Posts filed under “Index/ETFs”
In Barron’s The Trader column,
Kopin Tan asks: "Is the Stock Market’s recent resurgence just an ephemeral, bear-market rally?"
Before answering that, have a look at the chart at right. It accompanied his questions; the black lines are my own.
There are several things to be gleaned from this:
First, the Nasdaq remains the healthiest of the major indices. Thats could be due to strong sectors within it (i.e., Enterprise Software). Or it could be due to specific stock leadership, namely — Google (GOOG), Apple (AAPL), Research in Motion (RIMM), or Baidu.com (BIDU).
Second, the down trend seems to be not yet quite vanquished. What was described by some as a breakout is now looking like it could turn out to be a false breakout.
Third, the SPX and Dow are at critical levels — a failure at the trend line likely means more downside to come. And, the recent May highs appear to be a lower low to this old traders eyes. Any failure at this level means more trouble ahead.
Last, a further failure at the March lows would be disastrous for the indices.
Your mileage may vary . . .
Oil, Unemployment Rise, Stocks Fall
Barron’s June 9, 2008
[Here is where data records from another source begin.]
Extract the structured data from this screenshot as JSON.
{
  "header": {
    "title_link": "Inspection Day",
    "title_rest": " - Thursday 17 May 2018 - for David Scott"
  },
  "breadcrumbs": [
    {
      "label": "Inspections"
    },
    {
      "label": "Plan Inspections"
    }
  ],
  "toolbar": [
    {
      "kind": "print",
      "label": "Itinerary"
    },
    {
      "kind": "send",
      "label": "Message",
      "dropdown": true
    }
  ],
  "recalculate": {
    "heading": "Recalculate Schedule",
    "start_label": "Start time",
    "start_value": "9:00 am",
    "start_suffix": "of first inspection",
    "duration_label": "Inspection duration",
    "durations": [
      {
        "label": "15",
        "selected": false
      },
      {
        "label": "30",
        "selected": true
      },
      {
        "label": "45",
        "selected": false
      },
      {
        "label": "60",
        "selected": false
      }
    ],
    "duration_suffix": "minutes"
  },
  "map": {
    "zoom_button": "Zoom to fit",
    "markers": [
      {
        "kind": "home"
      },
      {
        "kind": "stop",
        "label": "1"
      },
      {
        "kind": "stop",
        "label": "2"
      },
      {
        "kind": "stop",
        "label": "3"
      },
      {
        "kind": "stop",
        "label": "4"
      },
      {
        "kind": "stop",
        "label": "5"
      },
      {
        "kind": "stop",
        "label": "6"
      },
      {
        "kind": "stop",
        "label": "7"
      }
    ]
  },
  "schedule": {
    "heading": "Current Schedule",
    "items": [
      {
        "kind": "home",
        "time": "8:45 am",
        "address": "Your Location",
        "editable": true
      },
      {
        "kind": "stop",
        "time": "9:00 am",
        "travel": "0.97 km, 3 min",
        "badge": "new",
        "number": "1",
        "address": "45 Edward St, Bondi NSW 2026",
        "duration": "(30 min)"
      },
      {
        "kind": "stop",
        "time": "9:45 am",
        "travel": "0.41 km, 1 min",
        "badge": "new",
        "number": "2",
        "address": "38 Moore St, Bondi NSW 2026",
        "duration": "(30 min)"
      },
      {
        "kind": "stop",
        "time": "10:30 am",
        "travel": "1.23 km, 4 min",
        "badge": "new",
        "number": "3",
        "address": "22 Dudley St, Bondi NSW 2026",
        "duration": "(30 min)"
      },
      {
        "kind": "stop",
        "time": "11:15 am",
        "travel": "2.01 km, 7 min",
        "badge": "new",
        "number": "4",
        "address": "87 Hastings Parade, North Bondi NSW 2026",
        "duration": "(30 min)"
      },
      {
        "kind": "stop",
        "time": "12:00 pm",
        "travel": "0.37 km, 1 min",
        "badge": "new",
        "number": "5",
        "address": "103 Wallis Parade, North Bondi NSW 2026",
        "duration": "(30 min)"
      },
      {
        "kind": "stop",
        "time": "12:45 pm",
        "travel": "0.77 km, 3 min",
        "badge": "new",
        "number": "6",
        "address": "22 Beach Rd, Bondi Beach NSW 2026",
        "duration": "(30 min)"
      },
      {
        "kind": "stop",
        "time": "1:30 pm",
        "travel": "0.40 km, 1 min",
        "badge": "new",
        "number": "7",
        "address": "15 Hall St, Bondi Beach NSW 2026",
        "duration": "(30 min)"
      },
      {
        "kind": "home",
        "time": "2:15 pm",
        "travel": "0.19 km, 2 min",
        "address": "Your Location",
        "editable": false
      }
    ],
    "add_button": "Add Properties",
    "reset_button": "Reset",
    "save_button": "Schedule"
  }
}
The editors at DJ have made a few changes to the venerable index: Out are Honeywell (HON) — which I have owned since the GE deal fell apart, and Altria (MO) which I sill have a small position in from the late litigation era.
In are Chevron (CVX) and Bank of America (BAC), which I don’t. The charts of the buy and sell signals below are rather interesting.
The adds of Intel (INTC) and Microsoft (MSFT) late in 1999 top ticked the tech boom. Will the Chevron add do the same for energy?
Here’s the WSJ:
"Dow Jones & Co. announced that Bank of America Corp. and Chevron Corp. will replace Altria Group Inc. and Honeywell International Inc. in its benchmark Dow Jones Industrial Average effective Feb. 19.
The change is the first in four years and reflects the index’s continued shift away from industrial firms and into other sectors such as energy and financial services.
Excluding thinly traded Berkshire Hathaway Inc., Bank of America and Chevron are the two biggest U.S. companies by market capitalization which currently aren’t in the Dow industrials."
Interestingly, I noticed our ratings on both drops were "Neutrals"; the adds were split: BAC was a buy, CVX was a sell . . . charts after the jump.